  • iPad Design Overhaul: The iPads have just gotten through a design overhaul. But, it won’t be long before we see another revamp coming soon. Where we’re currently seeing an aluminum design, reports have mentioned that Apple might be opting for a glass logo on the iPad to opt for wireless charging.

Advantages Of iPad With Wireless Charging

Cords go bye-bye!

When we do eventually get the iPad with wireless charging, here are a few features that’ll truly be game changers in how you use your iPad:

  • Charging Stands: Having the ability to charge wireless while popping it down on a magnetic stand is an extremely useful feature. Think about it this way; you can have your iPad automatically charge when on a stand, ensuring it always has a full charge when you decide to use it on the go.
  • Reverse Wireless Charging: With a charging coil implemented, you should also be able to wirelessly charge your AirPods, Apple Watch, and iPhone right from the back of your iPad. In essence, you can turn your iPad into a glorified power bank!
  • Convenience: The wireless, convenient nature of wireless charging is still quite important. Gone will be the days when you need to carry wires around constantly and can still rely on a singular charger for everything.

Conclusion

There’s no wireless charging on the iPad just yet. However, with the way Apple is planning to go cordless, it won’t be long before that turns into a reality. Until then, the reasons we’ve mentioned above shed light on why exactly the brand hasn’t opted for wireless charging just yet.

I, as an iPad user, can’t complain about iPad battery life. It holds for 8+ hours, and the iPad charges quickly. I wouldn’t be interested in paying extra for slower charging, honestly, I wouldn’t even be interested in paying extra for this feature if they were able to guarantee the same charging speed. Wires don’t bother me. If the price doesn’t get affected – win, win. There’s a new feature I might use in the future.

Content Creator | + posts

Saad is excellent at what he does. He's a tech fanatic. He strives to improve himself wherever he can. He tries to make each article he writes a little better than before. He explains difficult things in a very simple way.

Founder & Chief Editor | + posts

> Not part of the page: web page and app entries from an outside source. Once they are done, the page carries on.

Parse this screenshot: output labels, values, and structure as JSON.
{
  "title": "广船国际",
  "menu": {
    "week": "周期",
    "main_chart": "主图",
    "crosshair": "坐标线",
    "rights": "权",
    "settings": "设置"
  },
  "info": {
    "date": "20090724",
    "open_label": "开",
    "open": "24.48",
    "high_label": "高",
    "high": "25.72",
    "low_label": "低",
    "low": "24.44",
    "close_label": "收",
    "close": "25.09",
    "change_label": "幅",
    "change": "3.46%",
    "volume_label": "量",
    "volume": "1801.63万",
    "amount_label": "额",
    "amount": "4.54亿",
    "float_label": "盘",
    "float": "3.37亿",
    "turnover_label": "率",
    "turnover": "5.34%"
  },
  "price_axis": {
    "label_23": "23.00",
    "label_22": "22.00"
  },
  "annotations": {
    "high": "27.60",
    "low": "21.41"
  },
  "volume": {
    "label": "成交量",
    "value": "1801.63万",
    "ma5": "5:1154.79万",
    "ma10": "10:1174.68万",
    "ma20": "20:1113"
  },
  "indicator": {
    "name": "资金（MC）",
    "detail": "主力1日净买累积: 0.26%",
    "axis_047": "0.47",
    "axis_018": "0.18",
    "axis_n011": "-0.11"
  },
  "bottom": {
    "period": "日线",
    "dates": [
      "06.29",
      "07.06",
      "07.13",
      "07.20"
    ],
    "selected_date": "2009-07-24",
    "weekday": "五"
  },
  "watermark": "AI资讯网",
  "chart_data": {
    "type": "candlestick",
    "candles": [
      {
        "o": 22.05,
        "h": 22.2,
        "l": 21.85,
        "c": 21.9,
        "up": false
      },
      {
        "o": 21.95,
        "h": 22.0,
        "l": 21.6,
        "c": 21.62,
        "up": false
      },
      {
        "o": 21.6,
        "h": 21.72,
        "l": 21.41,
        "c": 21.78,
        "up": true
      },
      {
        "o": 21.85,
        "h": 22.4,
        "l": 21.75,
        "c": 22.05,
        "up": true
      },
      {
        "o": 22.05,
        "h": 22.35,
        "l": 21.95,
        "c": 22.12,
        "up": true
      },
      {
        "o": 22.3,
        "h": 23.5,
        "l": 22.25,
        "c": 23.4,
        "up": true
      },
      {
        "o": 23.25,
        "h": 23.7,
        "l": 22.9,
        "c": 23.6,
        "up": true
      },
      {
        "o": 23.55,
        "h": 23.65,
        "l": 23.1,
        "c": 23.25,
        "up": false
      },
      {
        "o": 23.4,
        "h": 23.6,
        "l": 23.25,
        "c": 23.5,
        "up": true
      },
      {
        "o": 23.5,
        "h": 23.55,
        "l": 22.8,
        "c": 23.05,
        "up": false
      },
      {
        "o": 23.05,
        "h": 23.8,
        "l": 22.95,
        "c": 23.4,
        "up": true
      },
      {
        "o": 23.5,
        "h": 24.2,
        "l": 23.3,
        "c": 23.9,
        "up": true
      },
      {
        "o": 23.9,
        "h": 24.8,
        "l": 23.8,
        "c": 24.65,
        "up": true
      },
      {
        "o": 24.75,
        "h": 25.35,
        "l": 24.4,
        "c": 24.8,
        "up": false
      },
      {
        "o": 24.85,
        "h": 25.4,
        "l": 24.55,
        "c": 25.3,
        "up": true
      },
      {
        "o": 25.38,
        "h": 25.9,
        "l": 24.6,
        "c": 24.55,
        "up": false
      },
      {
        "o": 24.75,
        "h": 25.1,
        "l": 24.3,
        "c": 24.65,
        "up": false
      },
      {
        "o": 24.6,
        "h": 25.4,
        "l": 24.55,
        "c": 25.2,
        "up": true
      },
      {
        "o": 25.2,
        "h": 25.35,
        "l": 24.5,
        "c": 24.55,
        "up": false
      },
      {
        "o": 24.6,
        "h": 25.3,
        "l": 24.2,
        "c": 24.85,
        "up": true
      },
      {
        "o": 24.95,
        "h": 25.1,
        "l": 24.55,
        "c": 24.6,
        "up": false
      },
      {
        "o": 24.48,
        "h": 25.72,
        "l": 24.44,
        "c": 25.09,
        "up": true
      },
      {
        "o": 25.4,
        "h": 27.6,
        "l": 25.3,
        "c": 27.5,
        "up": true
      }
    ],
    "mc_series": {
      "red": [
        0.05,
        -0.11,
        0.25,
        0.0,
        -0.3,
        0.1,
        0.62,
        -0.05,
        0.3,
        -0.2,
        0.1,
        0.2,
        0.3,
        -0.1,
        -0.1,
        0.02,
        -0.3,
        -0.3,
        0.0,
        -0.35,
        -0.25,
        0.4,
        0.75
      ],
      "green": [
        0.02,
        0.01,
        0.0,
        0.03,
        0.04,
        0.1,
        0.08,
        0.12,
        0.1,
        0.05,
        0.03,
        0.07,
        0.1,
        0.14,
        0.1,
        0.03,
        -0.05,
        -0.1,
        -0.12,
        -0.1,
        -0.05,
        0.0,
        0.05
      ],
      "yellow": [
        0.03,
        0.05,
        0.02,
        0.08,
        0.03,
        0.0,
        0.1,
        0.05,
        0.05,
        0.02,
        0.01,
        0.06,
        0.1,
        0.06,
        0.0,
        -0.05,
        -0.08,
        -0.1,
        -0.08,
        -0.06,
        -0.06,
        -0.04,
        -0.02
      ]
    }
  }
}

I love tech and all about it. I'm interested in finding ways how they can make my life more productive, and I share my knowledge with my blog readers. I'm an iPad Pro, iPhone, MacBook, and Apple Watch user, so I know a thing or two about these devices and try to write helpful content around these topics.